Star midfielder Nicoli Brathwaite has had four opportunities to sign a contract and be well on his way to becoming a professional footballer. And while he has not signed a contract just yet, he is hopeful that the fifth time would definitely be his charm and has taken each trial as an opportunity to further his skill.
The 19-year-old initially started his athletic career as a cricketer. His friends used to play football for fun, and on the suggestion of a coach, he joined the football league. That, in turn, propelled him to join Kickstart Football Club and saw him entering the BICO Primary Schools’ Football Competition during his time at St Martin’s Mangrove Primary School. He then went on to The St Michael School where he also played in the Secondary Schools’ Football League.
During his time at Kickstart, he went through the ranks from Under-11 straight through to Under-17, even travelling overseas to the USA to represent his club, before getting his ticket to join the Barbados Football Association’s top tier team.
While in the Under-17 division at Kickstart, he travelled to England in 2016 where he was signed to Leyton Orient for one year at the Under-16 level. He was also offered a professional contract but was unable to sign due to lack of international clearance.
Brathwaite returned to Barbados, secured his student visa and returned to England to attend school. And while pursuing his education, he continued to train with Leyton’s Under-18 team and their first League 2 team for the next year.
However, when the international clearance still was not forthcoming, he went on trial to a League 1 team, Charlton Athletic, which is two leagues below Premier League, where he played with the Under-18 and Under-23 teams, but did not sign due to an internal issue.
Once again he went on trial, but this time to Southend United FC, a League 1 Club, but faced yet another challenge and was unable to sign due to his age, the players already in the system and the biggest challenge; that of still needing international clearance.
Not daunted, the Paul Pogba fan was handed a golden opportunity to go on trial at a Division 1 Club in Argentina, Club Atletico Lanus, but he was unsuccessful mainly due to his age and the required players already being in the system.
Despite the hiccups, Brathwaite rejoined the Under-23 national team for the Olympic Qualifiers, before settling down at Paradise on his return to Barbados.

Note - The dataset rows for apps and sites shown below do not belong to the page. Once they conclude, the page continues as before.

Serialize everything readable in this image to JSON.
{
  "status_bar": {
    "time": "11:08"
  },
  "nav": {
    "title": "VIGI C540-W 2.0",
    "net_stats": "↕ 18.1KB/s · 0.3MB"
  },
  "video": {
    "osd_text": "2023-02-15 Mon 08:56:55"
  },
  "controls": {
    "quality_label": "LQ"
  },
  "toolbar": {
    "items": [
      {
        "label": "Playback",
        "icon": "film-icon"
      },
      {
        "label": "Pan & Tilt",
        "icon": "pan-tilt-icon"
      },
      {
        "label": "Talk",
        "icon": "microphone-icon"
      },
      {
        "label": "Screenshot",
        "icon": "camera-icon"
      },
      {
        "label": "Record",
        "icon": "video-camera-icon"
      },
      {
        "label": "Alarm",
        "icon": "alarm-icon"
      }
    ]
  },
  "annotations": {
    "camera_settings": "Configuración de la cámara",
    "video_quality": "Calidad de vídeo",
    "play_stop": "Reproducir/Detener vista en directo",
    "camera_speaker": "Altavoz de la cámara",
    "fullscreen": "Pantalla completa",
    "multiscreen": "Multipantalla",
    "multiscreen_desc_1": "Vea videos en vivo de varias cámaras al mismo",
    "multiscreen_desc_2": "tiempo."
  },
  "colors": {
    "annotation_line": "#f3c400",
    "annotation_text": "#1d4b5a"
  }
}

“All those trials helped me to understand how life and football is, and I felt honored to have had the opportunity. When I came back, I went straight into national games, so I knew that it would have been easier for me to fit into the team and play at a high level. I knew the level I was playing at I would also be able to push the boys and help them as well,” he said.
He added that the attitude of footballers overseas was way different, but he had hopes locally the level would soon be on par with international football.
“Playing overseas compared to here, the attitude is completely different as is the level and pace of the sport. Overseas they put more resources into football. In terms of the level of play, it is a higher level there. The level here is getting better, but I feel it will be on par with clubs overseas at some point,” he said matter-of-factly.
But with five national caps he firmly believed in order for that to happen, the outlook of the game needed to change.
“I would like to change the overall attitude towards the sport from both the players and in general, but mainly from the players. If the players take it seriously I feel that would push everyone, in general, to take it more seriously which would allow football on a whole in Barbados to go further. I feel once that happens it would bring more success in Barbados in that aspect,” he said wisely.
And while a part of the senior men’s team, Brathwaite intended to soak up every bit of inspiration and advice from Head Coach Russell Latapy.
“Playing under Coach Latapy for me has been a lot different than playing under other coaches in Barbados. Each coach has their different style of coaching, but Coach Latapy takes his time and he really works with detail and is very specific with the way he wants things to be. The professionalism and the way he approaches the team, I feel like it brings a good all-round attitude to the whole team and we take it more seriously and the way we approach things is a lot better,” he said.
Now, Brathwaite, who said he rather be a critic than being aligned with any one football team as he enjoyed watching most teams play, said he couldn’t wait to get back on the Turf and sharpen his football skills.
“I am very excited to see how things will be going forward because I really couldn’t wait for training to start back. I am just excited to join the boys and get back to working towards great things and achieve what we planned to achieve a couple of months ago,” he said brightly.